    Shilatifard A . Chromatin modifications by methylation and ubiquitination: implications in the regulation of gene expression. Annu Rev Biochem 2006; 75: 243–269.

    CAS  Article  Google Scholar 

  27. 27

    Kim TD, Shin S, Berry WL, Oh S, Janknecht R . The JMJD2A demethylase regulates apoptosis and proliferation in colon cancer cells. J Cell Biochem 2012; 113: 1368–1376.

    CAS  Article  Google Scholar 

  28. 28

    Toyokawa G, Cho HS, Iwai Y, Yoshimatsu M, Takawa M, Hayami S et al. The histone demethylase JMJD2B plays an essential role in human carcinogenesis through positive regulation of cyclin-dependent kinase 6. Cancer Prev Res (Phila) 2011; 4: 2051–2061.

    CAS  Article  Google Scholar 

  29. 29

    Zhao E, Ding J, Xia Y, Liu M, Ye B, Choi JH et al. KDM4C and ATF4 cooperate in transcriptional control of amino acid metabolism. Cell Rep 2016; 14: 506–519.

    CAS  Article  Google Scholar 

  30. 30

    Komiya K, Sueoka-Aragane N, Sato A, Hisatomi T, Sakuragi T, Mitsuoka M et al. Mina53, a novel c-Myc target gene, is frequently expressed in lung cancers and exerts oncogenic property in NIH/3T3 cells.

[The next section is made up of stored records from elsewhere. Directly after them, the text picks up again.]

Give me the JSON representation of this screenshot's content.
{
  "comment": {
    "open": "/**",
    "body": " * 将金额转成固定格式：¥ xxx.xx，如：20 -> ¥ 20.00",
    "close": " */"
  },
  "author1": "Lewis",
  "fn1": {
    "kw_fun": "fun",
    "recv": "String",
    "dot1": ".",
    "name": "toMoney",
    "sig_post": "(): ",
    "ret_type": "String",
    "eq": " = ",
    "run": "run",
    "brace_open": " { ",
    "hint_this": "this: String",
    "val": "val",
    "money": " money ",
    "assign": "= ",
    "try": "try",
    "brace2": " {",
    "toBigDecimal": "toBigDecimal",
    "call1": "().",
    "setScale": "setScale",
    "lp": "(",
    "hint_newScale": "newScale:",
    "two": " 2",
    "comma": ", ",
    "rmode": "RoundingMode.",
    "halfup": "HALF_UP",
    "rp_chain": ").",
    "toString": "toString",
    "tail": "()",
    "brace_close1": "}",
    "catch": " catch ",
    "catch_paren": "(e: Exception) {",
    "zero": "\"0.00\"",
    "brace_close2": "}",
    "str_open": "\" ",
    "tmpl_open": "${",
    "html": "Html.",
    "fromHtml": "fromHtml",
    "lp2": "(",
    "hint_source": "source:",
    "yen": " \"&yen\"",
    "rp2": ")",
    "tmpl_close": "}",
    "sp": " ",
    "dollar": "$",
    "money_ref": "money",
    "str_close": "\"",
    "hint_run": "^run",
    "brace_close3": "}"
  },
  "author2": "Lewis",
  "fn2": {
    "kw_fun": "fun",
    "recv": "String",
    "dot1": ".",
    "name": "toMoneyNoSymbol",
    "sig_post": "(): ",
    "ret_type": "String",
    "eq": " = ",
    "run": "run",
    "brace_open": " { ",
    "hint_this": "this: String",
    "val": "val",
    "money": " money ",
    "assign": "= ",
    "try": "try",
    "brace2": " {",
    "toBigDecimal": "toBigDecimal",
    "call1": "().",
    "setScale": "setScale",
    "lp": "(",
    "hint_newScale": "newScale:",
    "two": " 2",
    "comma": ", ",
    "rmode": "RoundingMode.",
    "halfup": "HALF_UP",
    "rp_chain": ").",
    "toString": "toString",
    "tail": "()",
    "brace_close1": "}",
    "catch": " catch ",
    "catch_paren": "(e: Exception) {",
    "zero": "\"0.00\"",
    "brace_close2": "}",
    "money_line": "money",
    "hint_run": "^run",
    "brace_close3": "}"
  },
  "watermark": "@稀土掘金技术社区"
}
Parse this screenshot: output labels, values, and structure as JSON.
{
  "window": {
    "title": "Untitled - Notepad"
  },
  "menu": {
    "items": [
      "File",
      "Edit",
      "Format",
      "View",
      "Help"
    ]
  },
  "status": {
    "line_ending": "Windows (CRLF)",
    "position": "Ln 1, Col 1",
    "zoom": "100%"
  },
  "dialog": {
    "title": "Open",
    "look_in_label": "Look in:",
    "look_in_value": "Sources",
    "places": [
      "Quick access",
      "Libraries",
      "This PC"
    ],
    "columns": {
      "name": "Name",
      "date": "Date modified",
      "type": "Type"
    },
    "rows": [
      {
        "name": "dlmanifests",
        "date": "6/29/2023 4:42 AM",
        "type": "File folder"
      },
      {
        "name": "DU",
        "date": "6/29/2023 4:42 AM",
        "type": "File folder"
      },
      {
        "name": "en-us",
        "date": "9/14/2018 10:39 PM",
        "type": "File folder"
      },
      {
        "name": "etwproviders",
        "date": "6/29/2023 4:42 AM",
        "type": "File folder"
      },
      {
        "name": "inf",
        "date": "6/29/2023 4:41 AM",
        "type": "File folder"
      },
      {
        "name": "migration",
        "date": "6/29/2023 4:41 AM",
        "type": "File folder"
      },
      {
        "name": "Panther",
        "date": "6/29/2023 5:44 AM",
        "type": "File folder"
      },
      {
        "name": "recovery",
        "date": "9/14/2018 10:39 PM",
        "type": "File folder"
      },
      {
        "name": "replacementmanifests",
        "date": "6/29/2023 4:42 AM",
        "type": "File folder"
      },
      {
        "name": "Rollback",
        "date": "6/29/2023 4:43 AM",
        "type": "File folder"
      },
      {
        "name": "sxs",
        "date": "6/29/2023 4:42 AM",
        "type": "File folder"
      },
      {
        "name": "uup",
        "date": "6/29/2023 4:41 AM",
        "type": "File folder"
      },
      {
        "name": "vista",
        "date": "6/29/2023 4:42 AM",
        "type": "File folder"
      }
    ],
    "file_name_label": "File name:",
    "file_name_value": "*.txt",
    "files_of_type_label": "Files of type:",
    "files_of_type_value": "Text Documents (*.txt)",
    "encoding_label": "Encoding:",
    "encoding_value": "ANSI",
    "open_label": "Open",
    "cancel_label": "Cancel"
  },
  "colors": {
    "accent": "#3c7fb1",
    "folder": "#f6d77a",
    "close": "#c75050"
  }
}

J Cancer Res Clin Oncol 2010; 136: 465–473.

    CAS  Article  Google Scholar 

  31. 31

    Wang M, Liu Y, Zou J, Yang R, Xuan F, Wang Y et al. Transcriptional co-activator TAZ sustains proliferation and tumorigenicity of neuroblastoma by targeting CTGF and PDGF-β. Oncotarget 2015; 6: 9517–9530.

    PubMed  PubMed Central  Google Scholar 

  32. 32

    Yang R, Wu Y, Wang M, Sun Z, Zou J, Zhang Y et al. HDAC9 promotes glioblastoma growth via TAZ-mediated EGFR pathway activation. Oncotarget 2015; 6: 7644–7656.

    PubMed  PubMed Central  Google Scholar 

  33. 33

    Xuan F, Huang M, Liu W, Ding H, Yang L, Cui H . Homeobox C9 suppresses Beclin1-mediated autophagy in glioblastoma by directly inhibiting the transcription of death-associated protein kinase 1. Neuro Oncol 2015; 18: 819–829.

    Article  Google Scholar 

Download references


This work was supported by the National Basic Research Program of China (No. 2012CB114603), the National Natural Science Foundation of China (No. 31501100, 81502574), the Research Fund for the Doctoral Program of Higher Education of China (20130182110003) and the Basal Research Fund of Central Higher Education Institutions (XDJK2016D003).

Author information



Corresponding author

Correspondence to H-J Cui.

Ethics declarations

Competing interests

The authors declare no conflict of interest.

Additional information

Supplementary Information accompanies this paper on the Oncogene website

Supplementary information

Rights and permissions

Reprints and Permissions

About this article

Verify currency and authenticity via CrossMark

Cite this article

Huang, MY., Xuan, F., Liu, W. et al. MINA controls proliferation and tumorigenesis of glioblastoma by epigenetically regulating cyclins and CDKs via H3K9me3 demethylation. Oncogene 36, 387–396 (2017). https://doi.org/10.1038/onc.2016.208

Download citation

Further reading


Quick links